1. Linear algebra: Vectors: scalar (dot) product, transpose, unit vectors, vector length, orthogonality. Matrices: addition, matrix multiplication, matrix inversion. Eigenvectors, determinants quadratic forms.
2. Special functions: properties and combination rules for logarithm and exponential.
3. Calculus: Rules for differentiation of standard functions. Functions of several variables. Partial differentiation. Multivariate maxima and minima.
4. Geometry: Basics of lines, planes and hyperplanes. Coordinate geometry of circle, sphere, ellipse, ellipsoid and ndimensional generalizations.
5. Probability theory: Discrete and continuous univariate random variables. Expectation, variance. Univariate Gaussian distribution. Joint and conditional distributions.
Programming requirements:
Students should be familiar with programming in a modern objectoriented language, ideally Python which is the course language. 
Course Delivery Information

Academic year 2020/21, Available to all students (SV1)

Quota: None 
Course Start 
Semester 1 
Timetable 
Timetable 
Learning and Teaching activities (Further Info) 
Total Hours:
200
(
Lecture Hours 20,
Seminar/Tutorial Hours 4,
Supervised Practical/Workshop/Studio Hours 4,
Summative Assessment Hours 2,
Programme Level Learning and Teaching Hours 4,
Directed Learning and Independent Learning Hours
166 )

Assessment (Further Info) 
Written Exam
50 %,
Coursework
50 %,
Practical Exam
0 %

Additional Information (Assessment) 
Coursework  50%
Exam  50%.
If delivered in semester 1, this course will have an option for semester 1 only visiting undergraduate students, providing assessment prior to the end of the calendar year. 
Feedback 
Not entered 
Exam Information 
Exam Diet 
Paper Name 
Hours & Minutes 

Main Exam Diet S1 (December)   2:00   Resit Exam Diet (August)   2:00  
Learning Outcomes
On completion of this course, the student will be able to:
 Explain the scope, goals and limits of machine learning, and the main subareas of the field.
 Describe the various techniques covered in the syllabus and where they fit within the structure of the discipline.
 Critically compare, contrast and evaluate the different ML techniques in terms of their applicability to different Machine Learning problems.
 Given a data set and problem, use appropriate software to apply these techniques to the data set to solve the problem.
 Given appropriate data, use a systematic approach to conducting experimental investigations and assessing scientific hypotheses.

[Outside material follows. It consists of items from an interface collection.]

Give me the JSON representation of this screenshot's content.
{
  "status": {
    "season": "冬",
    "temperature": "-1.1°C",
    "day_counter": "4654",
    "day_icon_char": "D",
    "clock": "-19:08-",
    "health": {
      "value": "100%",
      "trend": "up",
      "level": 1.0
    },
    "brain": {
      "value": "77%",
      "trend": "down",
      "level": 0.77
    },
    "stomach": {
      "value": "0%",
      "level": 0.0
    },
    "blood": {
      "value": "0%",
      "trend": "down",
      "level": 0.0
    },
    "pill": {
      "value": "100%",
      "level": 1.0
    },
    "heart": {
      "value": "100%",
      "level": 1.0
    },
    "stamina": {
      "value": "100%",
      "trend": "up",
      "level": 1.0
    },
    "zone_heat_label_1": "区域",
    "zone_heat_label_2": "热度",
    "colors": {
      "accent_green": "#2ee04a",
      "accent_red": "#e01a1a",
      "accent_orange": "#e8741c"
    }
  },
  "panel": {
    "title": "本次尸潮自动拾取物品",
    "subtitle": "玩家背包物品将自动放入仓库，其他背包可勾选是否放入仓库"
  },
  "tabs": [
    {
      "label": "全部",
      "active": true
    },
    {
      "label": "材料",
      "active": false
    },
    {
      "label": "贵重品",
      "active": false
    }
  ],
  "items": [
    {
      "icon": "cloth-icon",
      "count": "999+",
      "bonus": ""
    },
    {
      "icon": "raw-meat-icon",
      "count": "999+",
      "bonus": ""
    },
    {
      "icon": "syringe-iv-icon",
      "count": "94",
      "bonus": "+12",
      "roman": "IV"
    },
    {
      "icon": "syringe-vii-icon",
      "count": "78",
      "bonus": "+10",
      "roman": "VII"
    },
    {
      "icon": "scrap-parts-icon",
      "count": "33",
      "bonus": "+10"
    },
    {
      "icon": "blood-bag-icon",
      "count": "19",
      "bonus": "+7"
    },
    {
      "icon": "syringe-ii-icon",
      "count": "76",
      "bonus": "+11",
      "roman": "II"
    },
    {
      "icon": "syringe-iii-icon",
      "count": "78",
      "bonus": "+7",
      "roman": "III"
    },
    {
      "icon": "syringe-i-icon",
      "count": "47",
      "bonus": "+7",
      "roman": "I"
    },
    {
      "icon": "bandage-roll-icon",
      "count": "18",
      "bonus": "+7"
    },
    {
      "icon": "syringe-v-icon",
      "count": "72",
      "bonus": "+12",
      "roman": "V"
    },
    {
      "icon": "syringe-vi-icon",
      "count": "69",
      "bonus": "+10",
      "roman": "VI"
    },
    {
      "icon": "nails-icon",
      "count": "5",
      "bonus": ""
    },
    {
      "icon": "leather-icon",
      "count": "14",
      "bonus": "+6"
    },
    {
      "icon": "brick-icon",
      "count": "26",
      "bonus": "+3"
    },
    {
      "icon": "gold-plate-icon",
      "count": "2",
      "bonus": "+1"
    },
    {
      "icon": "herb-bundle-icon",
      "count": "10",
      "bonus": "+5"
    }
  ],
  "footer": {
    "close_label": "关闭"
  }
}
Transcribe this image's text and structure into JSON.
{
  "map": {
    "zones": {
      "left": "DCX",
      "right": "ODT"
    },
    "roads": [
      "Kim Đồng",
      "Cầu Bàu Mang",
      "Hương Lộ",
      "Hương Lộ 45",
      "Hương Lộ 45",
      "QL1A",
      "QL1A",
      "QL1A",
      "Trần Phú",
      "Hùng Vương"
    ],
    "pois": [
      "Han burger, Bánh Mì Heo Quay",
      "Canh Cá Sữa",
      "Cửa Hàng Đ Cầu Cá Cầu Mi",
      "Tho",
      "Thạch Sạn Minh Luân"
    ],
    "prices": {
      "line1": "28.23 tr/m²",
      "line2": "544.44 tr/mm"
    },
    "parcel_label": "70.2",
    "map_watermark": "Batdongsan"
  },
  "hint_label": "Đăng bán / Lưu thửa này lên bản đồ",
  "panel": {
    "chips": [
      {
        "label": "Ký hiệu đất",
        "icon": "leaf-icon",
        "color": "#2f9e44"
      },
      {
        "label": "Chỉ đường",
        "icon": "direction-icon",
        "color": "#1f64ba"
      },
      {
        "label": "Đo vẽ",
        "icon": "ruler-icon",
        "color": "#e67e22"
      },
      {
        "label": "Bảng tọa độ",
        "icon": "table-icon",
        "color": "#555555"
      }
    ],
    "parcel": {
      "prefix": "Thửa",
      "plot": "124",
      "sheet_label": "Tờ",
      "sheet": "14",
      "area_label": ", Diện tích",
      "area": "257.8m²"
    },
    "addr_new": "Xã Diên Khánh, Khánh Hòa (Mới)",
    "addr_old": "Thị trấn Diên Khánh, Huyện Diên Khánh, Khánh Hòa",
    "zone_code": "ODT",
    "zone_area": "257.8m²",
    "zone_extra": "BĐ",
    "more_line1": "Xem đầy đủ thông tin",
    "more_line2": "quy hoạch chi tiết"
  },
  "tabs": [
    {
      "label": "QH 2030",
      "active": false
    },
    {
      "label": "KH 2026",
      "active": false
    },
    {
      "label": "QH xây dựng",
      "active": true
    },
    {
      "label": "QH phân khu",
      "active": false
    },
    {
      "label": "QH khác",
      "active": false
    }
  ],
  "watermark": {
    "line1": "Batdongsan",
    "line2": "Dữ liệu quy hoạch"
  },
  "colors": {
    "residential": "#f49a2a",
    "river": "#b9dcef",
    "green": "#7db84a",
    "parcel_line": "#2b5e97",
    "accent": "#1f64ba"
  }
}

Reading List
Books that may be useful, but are not required:
 HandsOn Machine Learning with ScikitLearn & Tensor Flow. Aurelien
Geron, O'Reilly, 2017.
 Elements of Statistical Learning by T. Hastie, R. Tibshirani and J. Friedman (Springer 2009)
 Bayesian Reasoning and Machine Learning by D. Barber (CUP, 2012)
 Data Mining: Practical Machine Learning Tools and Techniques, Ian H. Witten, Eibe Frank, Mark A. Hall, 3rd edition, Morgan Kaufmann, 2011. 
Contacts
Course organiser  Prof Chris Williams
Tel: (0131 6)51 1212
Email: C.K.I.Williams@ed.ac.uk 
Course secretary  Mrs Michelle Bain
Tel: (0131 6)51 7607
Email: michelle.bain@ed.ac.uk